When some people age, their hair either gets darker, changes shades or begins to turn gray, and they choose to fight nature and color their hair. There are several coloring techniques and many terms for these types of procedures, such as dyeing, coloring and bleaching. In order to achieve the most natural look, most people who opt to change their hair color go to professional color specialists to do so. A hair color specialist has many duties, including customer consulting, mixing the hair color chemicals and applying the hair color products.
One of the most important roles of the color specialist is the customer consultation. Some beauty clients might want a hair color that does not complement their skin tone or facial features, and it is the professional color specialist's job to communicate the advantages and disadvantages of a potential hair color. For example, a fair-skinned woman with pinkish or bluish skin tones will not look good with golden blond hair. Shades of ash blond, however, will complement her skin. Another part of the consultation is letting the customer know how much maintenance is required — and how many times a month it must be done — if he or she chooses a hair color that is drastically different from the natural color.
The hair color specialist typically mixes and pours the actual hair color product as well. Some commercials for over-the-counter hair color advertise how quickly and easily it is to dye one’s own hair, but professional colorists typically mix and match several different colors together to create the perfect shade. The colors must be mixed with the proper amount of toner as well.

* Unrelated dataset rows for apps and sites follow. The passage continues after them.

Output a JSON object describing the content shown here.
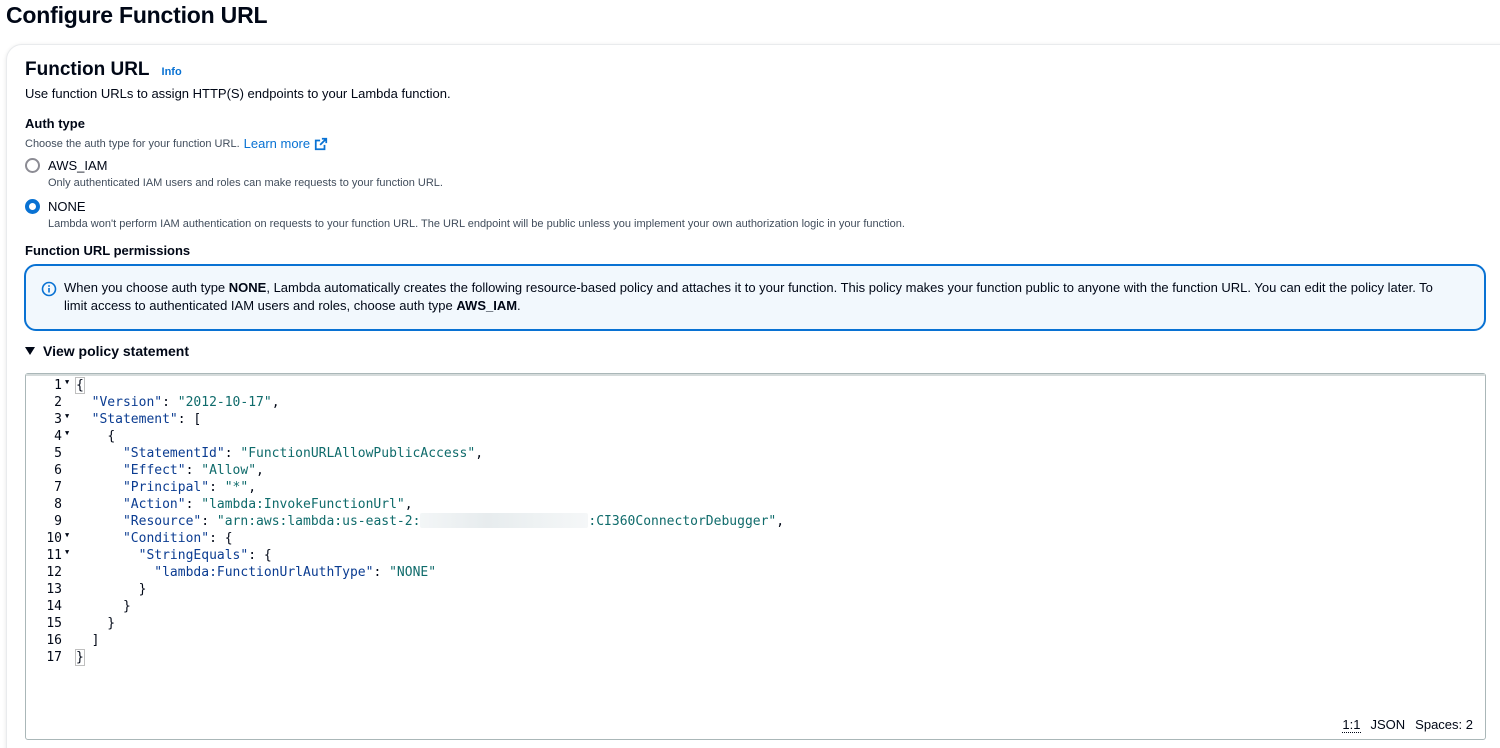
{
  "page": {
    "title": "Configure Function URL"
  },
  "section": {
    "title": "Function URL",
    "info_label": "Info",
    "description": "Use function URLs to assign HTTP(S) endpoints to your Lambda function."
  },
  "auth_type": {
    "label": "Auth type",
    "description": "Choose the auth type for your function URL.",
    "learn_more": "Learn more",
    "options": [
      {
        "label": "AWS_IAM",
        "description": "Only authenticated IAM users and roles can make requests to your function URL.",
        "selected": false
      },
      {
        "label": "NONE",
        "description": "Lambda won't perform IAM authentication on requests to your function URL. The URL endpoint will be public unless you implement your own authorization logic in your function.",
        "selected": true
      }
    ]
  },
  "permissions": {
    "label": "Function URL permissions",
    "alert": {
      "part1": "When you choose auth type ",
      "bold1": "NONE",
      "part2": ", Lambda automatically creates the following resource-based policy and attaches it to your function. This policy makes your function public to anyone with the function URL. You can edit the policy later. To limit access to authenticated IAM users and roles, choose auth type ",
      "bold2": "AWS_IAM",
      "part3": "."
    }
  },
  "policy": {
    "toggle_label": "View policy statement",
    "lines": {
      "l1": "{",
      "l2k": "\"Version\"",
      "l2v": "\"2012-10-17\"",
      "l3k": "\"Statement\"",
      "l4": "{",
      "l5k": "\"StatementId\"",
      "l5v": "\"FunctionURLAllowPublicAccess\"",
      "l6k": "\"Effect\"",
      "l6v": "\"Allow\"",
      "l7k": "\"Principal\"",
      "l7v": "\"*\"",
      "l8k": "\"Action\"",
      "l8v": "\"lambda:InvokeFunctionUrl\"",
      "l9k": "\"Resource\"",
      "l9v1": "\"arn:aws:lambda:us-east-2:",
      "l9v2": ":CI360ConnectorDebugger\"",
      "l10k": "\"Condition\"",
      "l11k": "\"StringEquals\"",
      "l12k": "\"lambda:FunctionUrlAuthType\"",
      "l12v": "\"NONE\"",
      "l17": "}"
    },
    "status": {
      "position": "1:1",
      "language": "JSON",
      "indent": "Spaces: 2"
    }
  }
}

There are several techniques that a hair color specialist might use. One common method is the all-over hair coloring technique. This method typically is used when the customer is darkening his or her natural hair color. The colorist must prevent the hair color from dyeing the customer’s forehead and ears and must wear protective gloves.
Frosting is a technique that was very popular in the 1980s. In this method, the customer wears a plastic hood on his or her head, and the colorist uses a tool similar to a weaving needle to pull small strands of hair out of the hood. The hair color is applied to the external strands, and a plastic bag is placed over the hair.

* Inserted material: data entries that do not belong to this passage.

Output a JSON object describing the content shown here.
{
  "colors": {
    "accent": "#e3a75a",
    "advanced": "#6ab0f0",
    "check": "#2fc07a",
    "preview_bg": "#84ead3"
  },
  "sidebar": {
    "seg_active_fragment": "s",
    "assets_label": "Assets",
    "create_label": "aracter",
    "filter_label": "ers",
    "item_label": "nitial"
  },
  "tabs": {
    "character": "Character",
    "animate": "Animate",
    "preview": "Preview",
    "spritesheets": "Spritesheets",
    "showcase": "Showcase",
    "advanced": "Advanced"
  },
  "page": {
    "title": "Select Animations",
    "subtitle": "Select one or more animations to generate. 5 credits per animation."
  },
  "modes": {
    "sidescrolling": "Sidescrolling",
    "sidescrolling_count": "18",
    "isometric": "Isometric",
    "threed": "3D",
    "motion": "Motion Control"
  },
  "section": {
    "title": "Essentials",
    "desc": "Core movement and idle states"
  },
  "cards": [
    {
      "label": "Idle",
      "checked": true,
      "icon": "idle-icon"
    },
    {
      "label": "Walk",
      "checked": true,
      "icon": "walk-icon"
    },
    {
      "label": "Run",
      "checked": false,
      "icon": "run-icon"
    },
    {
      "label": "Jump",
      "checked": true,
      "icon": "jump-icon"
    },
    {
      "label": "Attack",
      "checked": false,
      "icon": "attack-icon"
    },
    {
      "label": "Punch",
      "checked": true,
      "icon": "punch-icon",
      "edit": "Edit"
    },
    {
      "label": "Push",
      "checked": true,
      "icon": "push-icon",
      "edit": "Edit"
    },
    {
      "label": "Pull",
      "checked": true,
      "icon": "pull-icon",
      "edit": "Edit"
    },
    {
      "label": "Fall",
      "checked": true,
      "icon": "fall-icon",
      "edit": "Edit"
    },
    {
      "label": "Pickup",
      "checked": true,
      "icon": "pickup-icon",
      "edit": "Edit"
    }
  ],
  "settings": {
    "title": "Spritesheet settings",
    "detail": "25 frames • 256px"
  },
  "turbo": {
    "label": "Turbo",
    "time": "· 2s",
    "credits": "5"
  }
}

One technique used by a hair color specialist to create a natural look is the highlight foiling method. The colorist uses a rat tail comb to select small sections of hair at a time. Light hair color product, usually incorporating a bleaching component, is applied to the section and then the entire section is wrapped up in foil. The process can take several hours, depending on how much hair is being highlighted and how thick the customer’s hair is. In all coloring techniques, the color specialist is responsible for timing how long the color product stays on the hair.
Depending on the size and type of the beauty salon, the hair color specialist might play many roles. For example, in expensive, upscale salons, the color specialist has only coloring responsibilities, and other staff members style, cut and even wash the clients’ hair. In small salons, the hair stylists might perform all of these duties as well as other jobs, such as waxing for hair removal or treating nails.